> _DIRECTIONS_
Across the entries below, please work out how many lines contain the string "serial" and give only the number.

> _Dataset items_
────────

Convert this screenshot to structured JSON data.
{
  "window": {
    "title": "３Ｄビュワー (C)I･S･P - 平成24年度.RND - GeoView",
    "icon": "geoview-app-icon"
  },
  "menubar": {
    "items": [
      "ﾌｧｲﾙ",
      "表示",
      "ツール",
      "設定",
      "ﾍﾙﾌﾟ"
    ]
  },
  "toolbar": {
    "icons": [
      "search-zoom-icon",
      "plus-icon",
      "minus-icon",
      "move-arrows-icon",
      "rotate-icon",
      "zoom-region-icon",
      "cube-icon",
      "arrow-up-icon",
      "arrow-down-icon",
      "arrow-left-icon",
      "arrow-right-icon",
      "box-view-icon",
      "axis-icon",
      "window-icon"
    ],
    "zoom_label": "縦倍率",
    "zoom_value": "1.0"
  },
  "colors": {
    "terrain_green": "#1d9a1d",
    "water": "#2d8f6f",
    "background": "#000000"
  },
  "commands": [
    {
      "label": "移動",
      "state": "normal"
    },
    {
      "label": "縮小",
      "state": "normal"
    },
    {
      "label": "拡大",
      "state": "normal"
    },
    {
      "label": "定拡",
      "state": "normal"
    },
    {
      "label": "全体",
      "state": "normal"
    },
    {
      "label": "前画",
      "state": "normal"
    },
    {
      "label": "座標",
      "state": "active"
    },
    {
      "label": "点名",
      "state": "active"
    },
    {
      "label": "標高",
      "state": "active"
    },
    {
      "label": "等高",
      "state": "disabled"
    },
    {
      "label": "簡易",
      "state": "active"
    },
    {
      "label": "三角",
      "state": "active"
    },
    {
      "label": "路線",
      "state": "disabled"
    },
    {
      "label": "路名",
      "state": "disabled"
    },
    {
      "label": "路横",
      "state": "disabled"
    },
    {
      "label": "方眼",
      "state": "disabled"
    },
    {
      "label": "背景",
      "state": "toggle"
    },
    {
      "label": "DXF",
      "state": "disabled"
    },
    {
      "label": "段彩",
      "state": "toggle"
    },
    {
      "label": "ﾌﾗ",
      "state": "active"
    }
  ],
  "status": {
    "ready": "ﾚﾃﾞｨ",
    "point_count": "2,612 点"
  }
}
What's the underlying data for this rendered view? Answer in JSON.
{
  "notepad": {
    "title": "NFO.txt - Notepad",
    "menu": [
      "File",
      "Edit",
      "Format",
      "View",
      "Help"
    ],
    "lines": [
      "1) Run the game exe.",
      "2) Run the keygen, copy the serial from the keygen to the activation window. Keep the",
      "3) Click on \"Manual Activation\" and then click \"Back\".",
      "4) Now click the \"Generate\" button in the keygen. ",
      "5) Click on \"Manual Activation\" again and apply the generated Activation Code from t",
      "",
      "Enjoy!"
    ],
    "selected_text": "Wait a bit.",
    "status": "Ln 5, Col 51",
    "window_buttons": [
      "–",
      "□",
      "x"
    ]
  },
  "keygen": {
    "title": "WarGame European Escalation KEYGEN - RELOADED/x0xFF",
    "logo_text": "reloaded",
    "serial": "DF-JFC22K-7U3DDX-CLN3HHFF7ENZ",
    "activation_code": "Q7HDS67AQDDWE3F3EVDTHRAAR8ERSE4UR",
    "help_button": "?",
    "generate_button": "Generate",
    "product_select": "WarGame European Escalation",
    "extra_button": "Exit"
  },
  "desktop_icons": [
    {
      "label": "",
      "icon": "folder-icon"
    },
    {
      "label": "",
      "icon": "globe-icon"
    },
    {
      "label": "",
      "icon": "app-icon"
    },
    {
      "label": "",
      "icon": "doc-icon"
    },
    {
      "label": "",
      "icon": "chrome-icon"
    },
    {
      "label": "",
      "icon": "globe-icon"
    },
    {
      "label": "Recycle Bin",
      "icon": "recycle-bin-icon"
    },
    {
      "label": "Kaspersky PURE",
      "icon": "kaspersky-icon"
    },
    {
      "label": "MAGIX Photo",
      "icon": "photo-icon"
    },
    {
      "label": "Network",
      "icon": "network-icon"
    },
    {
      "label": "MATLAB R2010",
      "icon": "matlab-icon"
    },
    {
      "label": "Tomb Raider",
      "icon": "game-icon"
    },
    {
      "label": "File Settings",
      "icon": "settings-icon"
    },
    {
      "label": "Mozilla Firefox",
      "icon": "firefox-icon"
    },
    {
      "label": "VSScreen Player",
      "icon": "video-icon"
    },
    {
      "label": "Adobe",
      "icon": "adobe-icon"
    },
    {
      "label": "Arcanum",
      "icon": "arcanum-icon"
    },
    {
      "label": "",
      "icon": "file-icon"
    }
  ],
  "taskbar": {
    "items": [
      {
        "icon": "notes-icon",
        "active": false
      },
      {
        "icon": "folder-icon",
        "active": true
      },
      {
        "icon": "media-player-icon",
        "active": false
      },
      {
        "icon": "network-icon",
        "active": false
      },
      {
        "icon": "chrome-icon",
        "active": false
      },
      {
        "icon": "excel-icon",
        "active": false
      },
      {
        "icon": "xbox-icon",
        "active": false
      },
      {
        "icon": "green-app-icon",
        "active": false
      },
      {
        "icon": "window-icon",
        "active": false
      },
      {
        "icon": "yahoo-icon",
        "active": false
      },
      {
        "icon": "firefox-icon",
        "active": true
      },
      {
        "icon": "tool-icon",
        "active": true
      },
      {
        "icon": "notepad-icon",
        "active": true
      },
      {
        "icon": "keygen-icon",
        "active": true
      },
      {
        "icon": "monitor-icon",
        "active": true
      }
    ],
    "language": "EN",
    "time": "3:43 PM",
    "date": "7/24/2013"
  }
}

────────

> _YOUR SOLUTION_
2